Laugenbrezel. This suggestion is not just part of the Bavarian checklist but is actually identified with German food in general. Obviously, it would be a mistake to leave Munich without tasting it. The humble Pretzel is known nowadays in most countries of the world. It is however a whole different category from the ones you’ve tasted outside Germany. Especially in Bavaria the Laugenbrezel are nothing like the small & thin knot-shaped snacks we are accustomed to.
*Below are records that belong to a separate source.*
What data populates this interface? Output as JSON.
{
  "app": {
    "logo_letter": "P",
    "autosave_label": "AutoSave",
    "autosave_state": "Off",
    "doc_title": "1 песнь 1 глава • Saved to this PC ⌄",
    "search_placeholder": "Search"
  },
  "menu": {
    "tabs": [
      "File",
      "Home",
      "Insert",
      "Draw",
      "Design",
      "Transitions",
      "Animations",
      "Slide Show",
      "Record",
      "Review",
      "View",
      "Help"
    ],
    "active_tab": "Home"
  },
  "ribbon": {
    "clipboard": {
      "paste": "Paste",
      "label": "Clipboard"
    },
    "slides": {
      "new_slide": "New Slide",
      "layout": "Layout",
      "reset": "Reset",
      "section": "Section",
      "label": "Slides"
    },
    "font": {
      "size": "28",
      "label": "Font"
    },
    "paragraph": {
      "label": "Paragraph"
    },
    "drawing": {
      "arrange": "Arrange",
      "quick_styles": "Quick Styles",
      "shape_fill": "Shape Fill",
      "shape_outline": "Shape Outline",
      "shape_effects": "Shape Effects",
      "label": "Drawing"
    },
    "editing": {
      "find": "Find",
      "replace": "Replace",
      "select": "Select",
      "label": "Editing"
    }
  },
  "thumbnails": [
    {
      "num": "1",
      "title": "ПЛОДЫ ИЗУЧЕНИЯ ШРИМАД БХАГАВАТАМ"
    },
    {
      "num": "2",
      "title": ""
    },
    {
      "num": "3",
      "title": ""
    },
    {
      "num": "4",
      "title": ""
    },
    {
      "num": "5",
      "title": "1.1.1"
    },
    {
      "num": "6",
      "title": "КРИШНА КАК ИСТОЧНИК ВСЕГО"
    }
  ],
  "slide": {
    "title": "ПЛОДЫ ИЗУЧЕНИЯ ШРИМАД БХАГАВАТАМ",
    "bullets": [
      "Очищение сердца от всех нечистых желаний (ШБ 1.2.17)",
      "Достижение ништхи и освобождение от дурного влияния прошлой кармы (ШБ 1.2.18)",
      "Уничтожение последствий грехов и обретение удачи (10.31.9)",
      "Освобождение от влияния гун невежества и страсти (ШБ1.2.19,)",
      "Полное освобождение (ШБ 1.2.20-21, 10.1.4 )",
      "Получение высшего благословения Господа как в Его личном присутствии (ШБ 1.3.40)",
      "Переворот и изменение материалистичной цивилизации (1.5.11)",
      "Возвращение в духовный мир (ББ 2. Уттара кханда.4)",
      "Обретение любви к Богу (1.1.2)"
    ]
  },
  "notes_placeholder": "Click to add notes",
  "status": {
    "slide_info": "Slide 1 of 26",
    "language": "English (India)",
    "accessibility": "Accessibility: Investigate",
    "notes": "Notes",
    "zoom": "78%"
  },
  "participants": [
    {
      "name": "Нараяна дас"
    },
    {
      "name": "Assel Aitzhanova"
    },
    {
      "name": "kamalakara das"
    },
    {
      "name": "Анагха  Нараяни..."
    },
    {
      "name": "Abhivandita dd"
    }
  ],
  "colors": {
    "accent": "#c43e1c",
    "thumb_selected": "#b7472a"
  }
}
The Laugenbrezel are huge (they can reach 250 gr each), wheat flour, malt, salt & yeast doughy chunks that are briefly dipped into a mixture of sodium hydroxide and water (Natronlauge in German, hence the name Laugenbrezel) before they are given their characteristic loop knotted shape & are strewn with coarse salt. They are then baked until they form a thin dark brown crispy crust with their inside remaining soft & plump.
Although the origins of the first Pretzels are lost in the depths of Medieval Europe the Laugenbrezel is accredited to a baker named Anton Nepomuk who in 1839 was working for the Munich Royal Café. In his effort to prepare some sweet pretzels for his customers, he brushed the pretzels with Natronlauge(used to disinfect the bakery countertops) instead of sugar water. The result was the birth of a whole new category of Pretzel uniquely Bavarian that would permanently pair up with the Weisswurst sausage.